Give every entry again, word for word.

Start of Given information

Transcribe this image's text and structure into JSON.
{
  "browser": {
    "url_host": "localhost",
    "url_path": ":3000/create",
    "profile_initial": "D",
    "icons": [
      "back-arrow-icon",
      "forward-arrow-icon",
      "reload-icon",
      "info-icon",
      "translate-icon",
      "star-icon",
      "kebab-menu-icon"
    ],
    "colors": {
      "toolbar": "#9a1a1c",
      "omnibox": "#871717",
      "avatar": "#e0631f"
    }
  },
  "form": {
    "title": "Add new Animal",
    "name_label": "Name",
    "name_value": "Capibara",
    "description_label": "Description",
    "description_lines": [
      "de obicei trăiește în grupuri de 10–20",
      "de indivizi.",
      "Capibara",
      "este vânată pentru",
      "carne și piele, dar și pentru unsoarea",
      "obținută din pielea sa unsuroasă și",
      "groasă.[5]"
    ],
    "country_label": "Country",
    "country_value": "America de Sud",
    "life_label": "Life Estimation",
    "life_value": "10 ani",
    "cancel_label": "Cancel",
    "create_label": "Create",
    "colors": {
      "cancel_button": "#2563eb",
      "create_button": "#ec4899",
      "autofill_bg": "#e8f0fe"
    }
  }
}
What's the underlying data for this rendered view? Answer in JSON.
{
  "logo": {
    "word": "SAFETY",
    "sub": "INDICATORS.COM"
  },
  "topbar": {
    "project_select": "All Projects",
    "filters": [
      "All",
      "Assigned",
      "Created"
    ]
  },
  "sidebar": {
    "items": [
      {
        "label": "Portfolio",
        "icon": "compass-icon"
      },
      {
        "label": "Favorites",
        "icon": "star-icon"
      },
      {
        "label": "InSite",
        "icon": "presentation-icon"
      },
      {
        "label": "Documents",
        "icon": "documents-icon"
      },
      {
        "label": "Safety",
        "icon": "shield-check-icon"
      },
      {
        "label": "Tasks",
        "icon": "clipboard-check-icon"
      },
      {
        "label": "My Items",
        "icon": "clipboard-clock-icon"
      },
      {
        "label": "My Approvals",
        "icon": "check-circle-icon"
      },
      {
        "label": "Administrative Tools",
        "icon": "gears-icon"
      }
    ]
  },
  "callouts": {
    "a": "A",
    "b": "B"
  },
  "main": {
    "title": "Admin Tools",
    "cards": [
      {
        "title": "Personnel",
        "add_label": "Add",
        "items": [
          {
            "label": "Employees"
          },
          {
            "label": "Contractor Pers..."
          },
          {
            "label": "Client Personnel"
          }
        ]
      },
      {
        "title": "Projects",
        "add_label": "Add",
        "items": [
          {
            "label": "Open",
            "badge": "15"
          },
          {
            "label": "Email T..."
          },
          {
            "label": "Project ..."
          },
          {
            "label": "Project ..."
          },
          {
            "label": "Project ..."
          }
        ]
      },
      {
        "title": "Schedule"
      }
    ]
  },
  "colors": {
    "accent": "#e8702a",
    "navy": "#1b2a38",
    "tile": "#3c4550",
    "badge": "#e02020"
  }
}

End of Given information

Task result
Transcribe this image's text and structure into JSON.
{
  "browser": {
    "url_host": "localhost",
    "url_path": ":3000/create",
    "profile_initial": "D",
    "icons": [
      "back-arrow-icon",
      "forward-arrow-icon",
      "reload-icon",
      "info-icon",
      "translate-icon",
      "star-icon",
      "kebab-menu-icon"
    ],
    "colors": {
      "toolbar": "#9a1a1c",
      "omnibox": "#871717",
      "avatar": "#e0631f"
    }
  },
  "form": {
    "title": "Add new Animal",
    "name_label": "Name",
    "name_value": "Capibara",
    "description_label": "Description",
    "description_lines": [
      "de obicei trăiește în grupuri de 10–20",
      "de indivizi.",
      "Capibara",
      "este vânată pentru",
      "carne și piele, dar și pentru unsoarea",
      "obținută din pielea sa unsuroasă și",
      "groasă.[5]"
    ],
    "country_label": "Country",
    "country_value": "America de Sud",
    "life_label": "Life Estimation",
    "life_value": "10 ani",
    "cancel_label": "Cancel",
    "create_label": "Create",
    "colors": {
      "cancel_button": "#2563eb",
      "create_button": "#ec4899",
      "autofill_bg": "#e8f0fe"
    }
  }
}
What's the underlying data for this rendered view? Answer in JSON.
{
  "logo": {
    "word": "SAFETY",
    "sub": "INDICATORS.COM"
  },
  "topbar": {
    "project_select": "All Projects",
    "filters": [
      "All",
      "Assigned",
      "Created"
    ]
  },
  "sidebar": {
    "items": [
      {
        "label": "Portfolio",
        "icon": "compass-icon"
      },
      {
        "label": "Favorites",
        "icon": "star-icon"
      },
      {
        "label": "InSite",
        "icon": "presentation-icon"
      },
      {
        "label": "Documents",
        "icon": "documents-icon"
      },
      {
        "label": "Safety",
        "icon": "shield-check-icon"
      },
      {
        "label": "Tasks",
        "icon": "clipboard-check-icon"
      },
      {
        "label": "My Items",
        "icon": "clipboard-clock-icon"
      },
      {
        "label": "My Approvals",
        "icon": "check-circle-icon"
      },
      {
        "label": "Administrative Tools",
        "icon": "gears-icon"
      }
    ]
  },
  "callouts": {
    "a": "A",
    "b": "B"
  },
  "main": {
    "title": "Admin Tools",
    "cards": [
      {
        "title": "Personnel",
        "add_label": "Add",
        "items": [
          {
            "label": "Employees"
          },
          {
            "label": "Contractor Pers..."
          },
          {
            "label": "Client Personnel"
          }
        ]
      },
      {
        "title": "Projects",
        "add_label": "Add",
        "items": [
          {
            "label": "Open",
            "badge": "15"
          },
          {
            "label": "Email T..."
          },
          {
            "label": "Project ..."
          },
          {
            "label": "Project ..."
          },
          {
            "label": "Project ..."
          }
        ]
      },
      {
        "title": "Schedule"
      }
    ]
  },
  "colors": {
    "accent": "#e8702a",
    "navy": "#1b2a38",
    "tile": "#3c4550",
    "badge": "#e02020"
  }
}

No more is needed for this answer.